"The Robinson Family is very pleased to honor another outstanding coach," said Eddie Robinson Jr., the late coach's son. "Over the years, the Eddie Robinson Coach of the Year Award has gone to the 'Who's Who' of the coaching profession. My father would be very proud to welcome coach Mike Gundy into that fraternity of coaches."
The FWAA has honored a major-college coach with its Coach of the Year Award since 1957. In 1997, the FWAA coaching award was named after Eddie Robinson, the coaching legend at Grambling State University for 55 years. The late "Coach Rob" is the second winningest coach in Division I history (408 games).
Robinson, who passed away on April 3, 2007, won 70.7 percent of his games during his illustrious career. Robinson's teams won or tied for 17 Southwestern Athletic Conference (SWAC) championships after joining the league in 1959. His Tigers claimed nine Black College Football Championships during his career spent all at the same school.

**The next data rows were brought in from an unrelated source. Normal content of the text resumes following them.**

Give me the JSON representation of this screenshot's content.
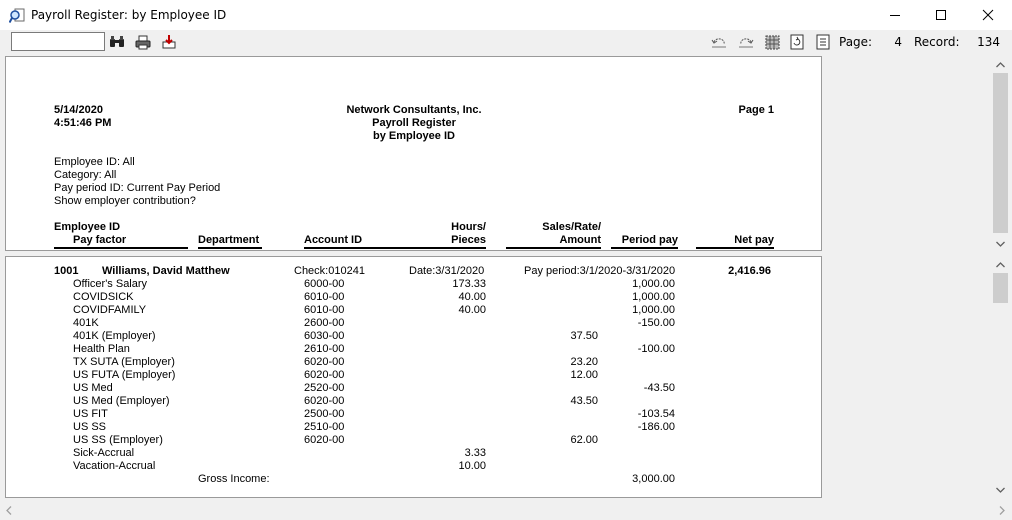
{
  "window": {
    "title": "Payroll Register: by Employee ID",
    "minimize_icon": "minimize-icon",
    "maximize_icon": "maximize-icon",
    "close_icon": "close-icon"
  },
  "toolbar": {
    "search_value": "",
    "find_icon": "binoculars-icon",
    "print_icon": "printer-icon",
    "export_icon": "export-icon",
    "page_label": "Page:",
    "page_value": "4",
    "record_label": "Record:",
    "record_value": "134"
  },
  "report_header": {
    "date": "5/14/2020",
    "time": "4:51:46 PM",
    "company": "Network Consultants, Inc.",
    "report_title": "Payroll Register",
    "report_subtitle": "by Employee ID",
    "page": "Page 1",
    "filters": [
      "Employee ID: All",
      "Category: All",
      "Pay period ID: Current Pay Period",
      "Show employer contribution?"
    ],
    "columns": {
      "employee_id": "Employee ID",
      "pay_factor": "Pay factor",
      "department": "Department",
      "account_id": "Account ID",
      "hours_top": "Hours/",
      "hours_bottom": "Pieces",
      "sales_top": "Sales/Rate/",
      "sales_bottom": "Amount",
      "period_pay": "Period pay",
      "net_pay": "Net pay"
    }
  },
  "employee": {
    "id": "1001",
    "name": "Williams, David Matthew",
    "check": "Check:010241",
    "date": "Date:3/31/2020",
    "pay_period": "Pay period:3/1/2020-3/31/2020",
    "net_pay": "2,416.96",
    "rows": [
      {
        "factor": "Officer's Salary",
        "account": "6000-00",
        "hours": "173.33",
        "amount": "",
        "period_pay": "1,000.00"
      },
      {
        "factor": "COVIDSICK",
        "account": "6010-00",
        "hours": "40.00",
        "amount": "",
        "period_pay": "1,000.00"
      },
      {
        "factor": "COVIDFAMILY",
        "account": "6010-00",
        "hours": "40.00",
        "amount": "",
        "period_pay": "1,000.00"
      },
      {
        "factor": "401K",
        "account": "2600-00",
        "hours": "",
        "amount": "",
        "period_pay": "-150.00"
      },
      {
        "factor": "401K (Employer)",
        "account": "6030-00",
        "hours": "",
        "amount": "37.50",
        "period_pay": ""
      },
      {
        "factor": "Health Plan",
        "account": "2610-00",
        "hours": "",
        "amount": "",
        "period_pay": "-100.00"
      },
      {
        "factor": "TX SUTA (Employer)",
        "account": "6020-00",
        "hours": "",
        "amount": "23.20",
        "period_pay": ""
      },
      {
        "factor": "US FUTA (Employer)",
        "account": "6020-00",
        "hours": "",
        "amount": "12.00",
        "period_pay": ""
      },
      {
        "factor": "US Med",
        "account": "2520-00",
        "hours": "",
        "amount": "",
        "period_pay": "-43.50"
      },
      {
        "factor": "US Med (Employer)",
        "account": "6020-00",
        "hours": "",
        "amount": "43.50",
        "period_pay": ""
      },
      {
        "factor": "US FIT",
        "account": "2500-00",
        "hours": "",
        "amount": "",
        "period_pay": "-103.54"
      },
      {
        "factor": "US SS",
        "account": "2510-00",
        "hours": "",
        "amount": "",
        "period_pay": "-186.00"
      },
      {
        "factor": "US SS (Employer)",
        "account": "6020-00",
        "hours": "",
        "amount": "62.00",
        "period_pay": ""
      },
      {
        "factor": "Sick-Accrual",
        "account": "",
        "hours": "3.33",
        "amount": "",
        "period_pay": ""
      },
      {
        "factor": "Vacation-Accrual",
        "account": "",
        "hours": "10.00",
        "amount": "",
        "period_pay": ""
      }
    ],
    "gross_label": "Gross Income:",
    "gross_value": "3,000.00"
  }
}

Robinson was named by the FWAA in 1966 as "The Coach Who Made the Biggest Contribution to College Football in the Past 25 Years." He often took his show on the road to places such as the Louisiana Superdome, the Cotton Bowl, the Astrodome, Tiger Stadium and Yankee Stadium. And, with his star-studded array of players, Robinson helped integrate professional football. In 1975, with one of his greatest teams quarterbacked by eventual All-Pro Doug Williams, Robinson's Grambling team and Alcorn State became the first college teams to play a game in the Louisiana Superdome. The next season, Robinson's Tigers, along with Morgan State, became the first American college football teams to play in Japan.
In 1949, Grambling standout Tank Younger was the first player from a Historically Black College to sign with an NFL team (Los Angeles Rams). By 1963, Buck Buchanan became the first player from a Historically Black College to be selected first overall in the professional draft (American Football League by the Kansas City Chiefs). Over the years, Robinson produced more than 200 players who wound up on professional rosters.
A member of the College Football Hall of Fame, Robinson has the keys to cities all over the planet, has been awarded in every form and fashion and has honorary degrees from many schools. In 2010, the Eddie Robinson Museum was opened in his honor in Grambling, La., where numerous memorabilia now reside, including a bust of the Eddie Robinson Coach of the Year Award.
Frank Coyle writes ‘College Football Monday’ weekly during the season. He is a longtime scouting consultant for the Senior Bowl, the nation’s premier postseason All-star game. He is also a member of the FWAA and voter in College team and player awards - Heisman, Outland, Nagurski, Thorpe, etc. He is a voter for weekly Team and Player Awards